Prodded by the Fed, industry groups with the support of dealers, banks and investors have been working to come to an agreement on a method to initially to guarantee the most-liquid types of collateral used to borrow money in repurchase agreements, or repos. Money market mutual funds and other asset managers are among those firms, the primary lenders of cash in the tri-party repo market, that would be granted the limited membership, the person said.
The guarantee would cover securities such as Treasuries and mortgage securities backed by Fannie Mae and Freddie Mac, which make up to about 85% of daily repo transactions.
Bari Trontz, a spokeswoman for New York-based DTCC, which owns the FICC, declined to comment on the likelihood of them filing any regulatory proposal.
Repos are transactions generally used by primary dealers, consisting of Wall Street’s biggest banks including Morgan Stanley and Bank of America Corp., for their day-to-day financing needs. In one type of repo agreement, a dealer borrows money from a money-market fund in return for collateral, often Treasury bills or notes.
The dealer agrees to repurchase the securities as soon as the next day for the principal value plus interest. The collateral itself in the tri-party market is held on behalf of investors by JPMorgan Chase Co. and Bank of New York Mellon Corp., which serve as the designated clearing banks.
The repo market accelerated the fall of both Bear Stearns, which was taken over by JPMorgan in 2008 after an emergency bailout orchestrated by the Fed, and Lehman Brother Holdings, whose collapse in September of that year plunged financial markets into their worst crisis since the Great Depression.
Investors who perceived the firms might not pay repo loans or be able to post adequate collateral because of their exposure to the plunging value of subprime mortgages demanded more and higher quality assets and refused to finance new repos.
In a tri-party arrangement, a third party, one of two clearing banks, functions as the agent for the transaction and holds the security as collateral.

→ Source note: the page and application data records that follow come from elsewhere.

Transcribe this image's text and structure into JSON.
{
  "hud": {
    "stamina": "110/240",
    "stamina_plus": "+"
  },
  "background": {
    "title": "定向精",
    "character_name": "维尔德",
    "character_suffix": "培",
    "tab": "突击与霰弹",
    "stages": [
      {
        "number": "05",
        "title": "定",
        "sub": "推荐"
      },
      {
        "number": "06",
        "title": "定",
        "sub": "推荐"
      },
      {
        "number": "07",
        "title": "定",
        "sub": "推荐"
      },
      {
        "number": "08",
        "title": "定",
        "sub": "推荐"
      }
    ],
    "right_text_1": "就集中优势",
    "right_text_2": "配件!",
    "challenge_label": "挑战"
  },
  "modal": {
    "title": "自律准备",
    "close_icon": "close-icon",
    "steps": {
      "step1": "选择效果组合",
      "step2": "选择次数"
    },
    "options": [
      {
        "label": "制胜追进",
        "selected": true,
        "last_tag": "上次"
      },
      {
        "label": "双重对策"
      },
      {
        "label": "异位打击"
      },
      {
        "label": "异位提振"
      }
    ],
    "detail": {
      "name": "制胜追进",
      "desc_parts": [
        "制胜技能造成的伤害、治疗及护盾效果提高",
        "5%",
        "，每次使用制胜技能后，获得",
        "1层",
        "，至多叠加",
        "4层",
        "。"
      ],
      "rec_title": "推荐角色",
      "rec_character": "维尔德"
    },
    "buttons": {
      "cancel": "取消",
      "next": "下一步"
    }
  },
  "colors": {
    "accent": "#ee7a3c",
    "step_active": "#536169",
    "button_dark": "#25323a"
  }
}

JPMorgan Chase Co. and Bank of New York Mellon Corp. serve as the industry’s clearing banks.